What are Clinical Research Trials?

For a new medication to be approved for general use, it needs to be studied rigorously at clinical research sites to ensure the drug's safety and efficacy in patients.  Clinical research trials use carefully designed scientific processes to test new medications or the combinations of existing medications with volunteer patients to ensure it is of significant benefit and minimal risk to people.  These trials are closely monitored by specialty physicians and trained clinical trials staff.

Are there benefits to volunteering?

Participating in a clinical trial is an important decision. As a volunteer in a clinical trial, you are participating in the development of new medications.  Other important reasons to consider volunteering are:

  • New treatment options

  • Assist in advancing medical science

  • No cost for medical care

  • No insurance necessary

  • Possible compensation 

 

 

 

How do I know if I qualify for a clinical trial?

Before participating in a research study, a participant must qualify for the trial.  Along with following the scientific process designed for a study, clinical trials also have regulatory guidelines for patient qualifications.  Certain criteria for patients must be met including things like age, gender, type of disease, and overall medical history.  Our kind and friendly staff will walk you through these criteria to ensure that you qualify and begin a clinical trial.

 

 

How do I know I'll be safe if I participate in a clinical trial?
Our highest priority is the safety of our patients as they participate through our clinical trials.  At no cost to you (or your insurance), we perform lab assessments, exams, procedures, tests, and medications by qualified physicians and staff to ensure your safety through each trial.  At each study visit (and at any time throughout your participation usually through phone calls and/or daily/weekly logs), you will have the opportunity to describe any side-effects and/or adverse events (ranging from mildly annoying to life-threatening) that are experienced to honestly assess any medication you are taking.  Our physicians who oversee the trials are board-certified and readily accessible for questions and in the event of any emergency. 

Ideally, medications studied within clinical trial are proven to be of significant benefit and minimal risk to people and they'll obtain FDA approval for public use.  However, everyone may not respond positively to the medication and/or treatment within each trial, which still contributes valuable information from the research.  The need for diversity of patients who represent our overall population are vital here to assess the different effects of medication within different sub-populations. If it is obvious that the trial/medication is not producing the hoped-for results, it will thankfully be rejected from FDA approval and more research will be done to find something better.  

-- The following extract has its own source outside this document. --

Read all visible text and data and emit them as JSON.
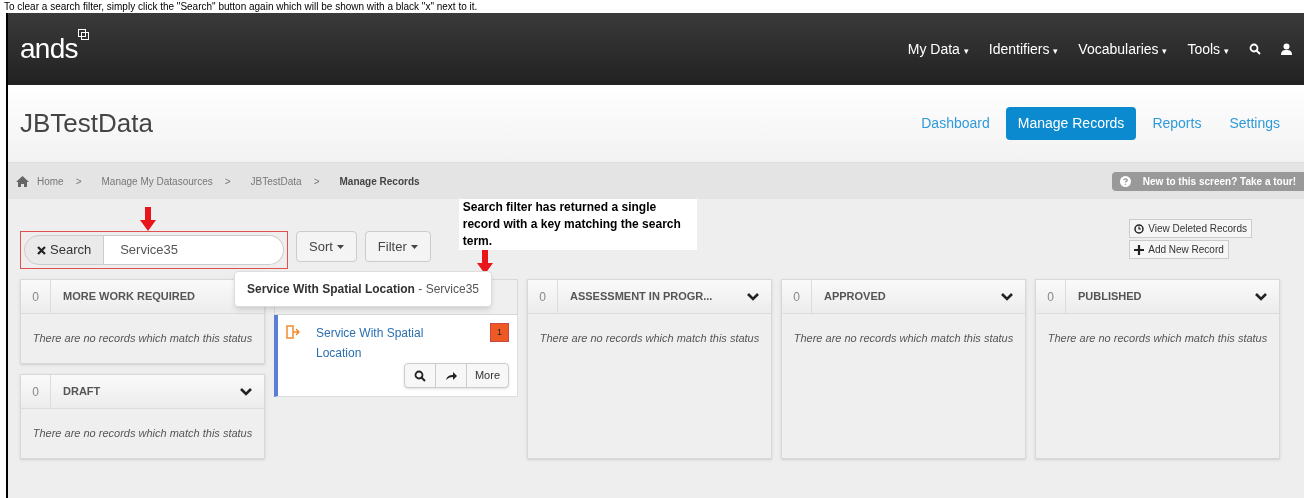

Your name is never reported with the study data; names remain confidential and are never revealed to the public, sponsors, or governmental agencies. You may withdraw from a study at any time for any reason, and study doctors may also discontinue your participation if they ever feel a your safety is at risk.

What should I consider before participating in a clinical research study?

We always want you to understand the study and feel comfortable participating and will do our best to inform you about the following, but here are some questions to ask yourself, your physician, and the clinic that may help you decide if participating is right for you:

  • What are the qualifications of the physicians and staff?

  • How will the trial help others?

  • How much time will this research trial take and how many visits will I need to come in for?

  • What will be expected of me as a research participant?

  • What can I expect when I visit the research site?

  • What kind of treatment will I be given?  Will I receive a placebo?

  • Will this treatment interfere with my current medication?

  • What will happen if I get hurt or sick?

  • Will it cost me anything to participate?

  • Do I need medical insurance to participate?

  • How much will I earn for participating?

  • Who will provide medical care for me after the study?

  • If the treatment works, can I keep using it after the study is over?

  • Will I receive follow-up care after the study is over?

**I think it would be good to ensure that most of these questions are answered within the FAQs as well (or at least the "What can I expect when I visit the research site?" one).**

What is informed consent?

The purpose of informed consent is to give you all the details you need to make a decision about participating in a clinical trial. Informed consent is not a one-time event. It is an ongoing process throughout one's study participation. An informed consent document contains information such as the study's purpose, length, procedures & tests, risks, and potential benefits. The study is discussed with participants and the informed consent document will be reviewed. Participants are given as much time as they need to read through the document and the participant then decides whether or not to sign the document. Informed consent is not a contract, and the participant may withdraw from the trial at any time.

 

Still have questions? Please visit our Contact Us page and mention which studies best meet your interests. If you have specific questions call us at (801) 657-3206.

 

We look forward to hearing from you!